> ACTIVITY:
Would you write out every entry exactly, but without the pictures?

__________________________________________________

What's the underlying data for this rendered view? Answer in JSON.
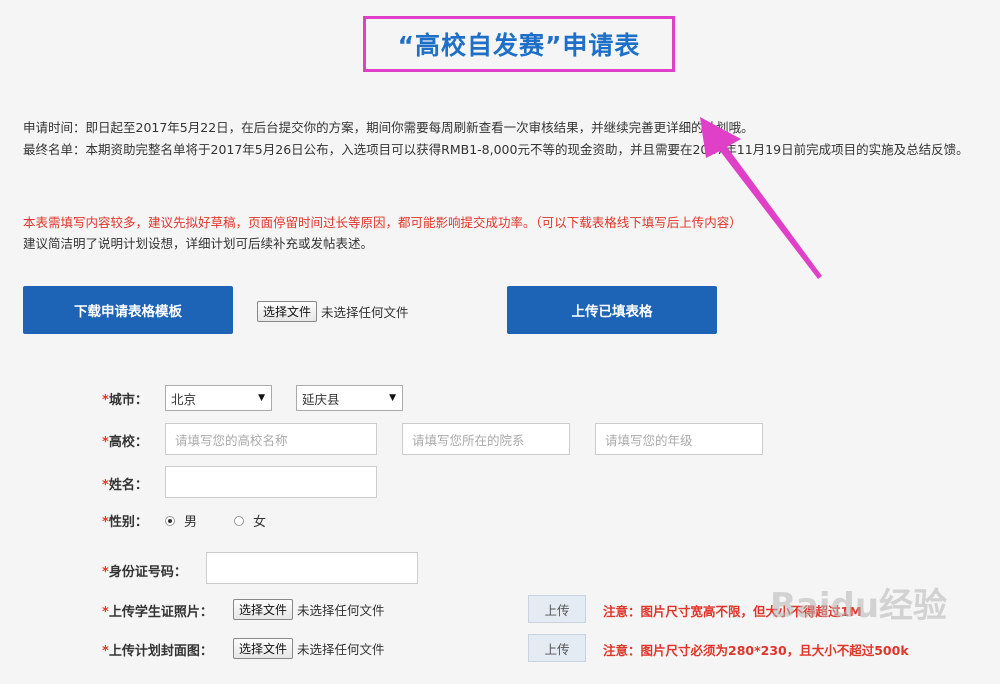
{
  "header": {
    "title": "“高校自发赛”申请表"
  },
  "info": {
    "line1": "申请时间：即日起至2017年5月22日，在后台提交你的方案，期间你需要每周刷新查看一次审核结果，并继续完善更详细的计划哦。",
    "line2": "最终名单：本期资助完整名单将于2017年5月26日公布，入选项目可以获得RMB1-8,000元不等的现金资助，并且需要在2017年11月19日前完成项目的实施及总结反馈。"
  },
  "warning": {
    "red": "本表需填写内容较多，建议先拟好草稿，页面停留时间过长等原因，都可能影响提交成功率。（可以下载表格线下填写后上传内容）",
    "grey": "建议简洁明了说明计划设想，详细计划可后续补充或发帖表述。"
  },
  "actions": {
    "download_label": "下载申请表格模板",
    "upload_label": "上传已填表格"
  },
  "file": {
    "choose_label": "选择文件",
    "none_label": "未选择任何文件"
  },
  "form": {
    "star": "*",
    "city_label": "城市：",
    "city_value": "北京",
    "county_value": "延庆县",
    "school_label": "高校：",
    "school_placeholder": "请填写您的高校名称",
    "college_placeholder": "请填写您所在的院系",
    "grade_placeholder": "请填写您的年级",
    "name_label": "姓名：",
    "gender_label": "性别：",
    "gender_male": "男",
    "gender_female": "女",
    "gender_selected": "男",
    "id_label": "身份证号码：",
    "student_photo_label": "上传学生证照片：",
    "cover_label": "上传计划封面图：",
    "upload_btn": "上传",
    "note_photo": "注意：图片尺寸宽高不限，但大小不得超过1M",
    "note_cover": "注意：图片尺寸必须为280*230，且大小不超过500k"
  },
  "colors": {
    "brand_blue": "#1d63b6",
    "title_blue": "#1e6fc7",
    "alert_red": "#e0352b",
    "annotation_magenta": "#e040c8"
  },
  "watermark": "Baidu经验"
}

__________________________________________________

> TASK SOLUTION:
What's the underlying data for this rendered view? Answer in JSON.
{
  "header": {
    "title": "“高校自发赛”申请表"
  },
  "info": {
    "line1": "申请时间：即日起至2017年5月22日，在后台提交你的方案，期间你需要每周刷新查看一次审核结果，并继续完善更详细的计划哦。",
    "line2": "最终名单：本期资助完整名单将于2017年5月26日公布，入选项目可以获得RMB1-8,000元不等的现金资助，并且需要在2017年11月19日前完成项目的实施及总结反馈。"
  },
  "warning": {
    "red": "本表需填写内容较多，建议先拟好草稿，页面停留时间过长等原因，都可能影响提交成功率。（可以下载表格线下填写后上传内容）",
    "grey": "建议简洁明了说明计划设想，详细计划可后续补充或发帖表述。"
  },
  "actions": {
    "download_label": "下载申请表格模板",
    "upload_label": "上传已填表格"
  },
  "file": {
    "choose_label": "选择文件",
    "none_label": "未选择任何文件"
  },
  "form": {
    "star": "*",
    "city_label": "城市：",
    "city_value": "北京",
    "county_value": "延庆县",
    "school_label": "高校：",
    "school_placeholder": "请填写您的高校名称",
    "college_placeholder": "请填写您所在的院系",
    "grade_placeholder": "请填写您的年级",
    "name_label": "姓名：",
    "gender_label": "性别：",
    "gender_male": "男",
    "gender_female": "女",
    "gender_selected": "男",
    "id_label": "身份证号码：",
    "student_photo_label": "上传学生证照片：",
    "cover_label": "上传计划封面图：",
    "upload_btn": "上传",
    "note_photo": "注意：图片尺寸宽高不限，但大小不得超过1M",
    "note_cover": "注意：图片尺寸必须为280*230，且大小不超过500k"
  },
  "colors": {
    "brand_blue": "#1d63b6",
    "title_blue": "#1e6fc7",
    "alert_red": "#e0352b",
    "annotation_magenta": "#e040c8"
  },
  "watermark": "Baidu经验"
}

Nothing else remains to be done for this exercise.